What the task requires: Find the lines of the records in which the word "description" appears and report how many there are, as a number alone.

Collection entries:
BEGIN

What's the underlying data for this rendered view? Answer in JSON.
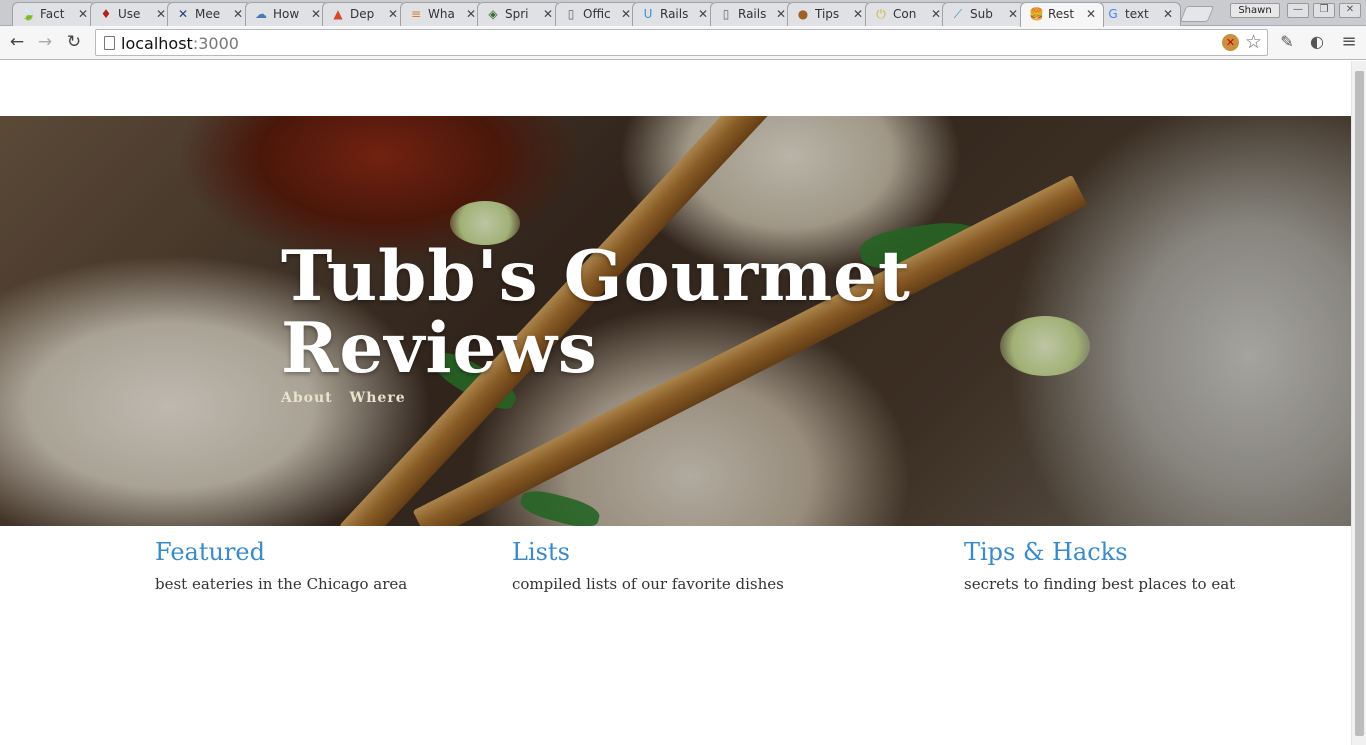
{
  "browser": {
    "tabs": [
      {
        "title": "Fact",
        "icon": "leaf-icon",
        "glyph": "🍃",
        "color": "#4a9b3c"
      },
      {
        "title": "Use",
        "icon": "ruby-icon",
        "glyph": "♦",
        "color": "#b0201c"
      },
      {
        "title": "Mee",
        "icon": "meetup-icon",
        "glyph": "✕",
        "color": "#1c3f7a"
      },
      {
        "title": "How",
        "icon": "cloud-icon",
        "glyph": "☁",
        "color": "#4a78b8"
      },
      {
        "title": "Dep",
        "icon": "heroku-icon",
        "glyph": "▲",
        "color": "#d64a2c"
      },
      {
        "title": "Wha",
        "icon": "stackoverflow-icon",
        "glyph": "≡",
        "color": "#e07b23"
      },
      {
        "title": "Spri",
        "icon": "spring-icon",
        "glyph": "◈",
        "color": "#3e6b33"
      },
      {
        "title": "Offic",
        "icon": "document-icon",
        "glyph": "▯",
        "color": "#666666"
      },
      {
        "title": "Rails",
        "icon": "u-icon",
        "glyph": "U",
        "color": "#3b8fd6"
      },
      {
        "title": "Rails",
        "icon": "document-icon",
        "glyph": "▯",
        "color": "#666666"
      },
      {
        "title": "Tips",
        "icon": "cookie-icon",
        "glyph": "●",
        "color": "#a0602a"
      },
      {
        "title": "Con",
        "icon": "power-icon",
        "glyph": "⏻",
        "color": "#d4b12a"
      },
      {
        "title": "Sub",
        "icon": "sublime-icon",
        "glyph": "⟋",
        "color": "#2b8fc7"
      },
      {
        "title": "Rest",
        "icon": "burger-icon",
        "glyph": "🍔",
        "color": "#c06a1c",
        "active": true
      },
      {
        "title": "text",
        "icon": "google-icon",
        "glyph": "G",
        "color": "#4285f4"
      }
    ],
    "profile_name": "Shawn",
    "url_host": "localhost",
    "url_port": ":3000"
  },
  "hero": {
    "title": "Tubb's Gourmet Reviews",
    "nav": [
      "About",
      "Where"
    ]
  },
  "sections": [
    {
      "title": "Featured",
      "description": "best eateries in the Chicago area"
    },
    {
      "title": "Lists",
      "description": "compiled lists of our favorite dishes"
    },
    {
      "title": "Tips & Hacks",
      "description": "secrets to finding best places to eat"
    }
  ],
  "colors": {
    "link_blue": "#3a8ac7",
    "nav_cream": "#e9e2cc"
  }
}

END

Result below: 3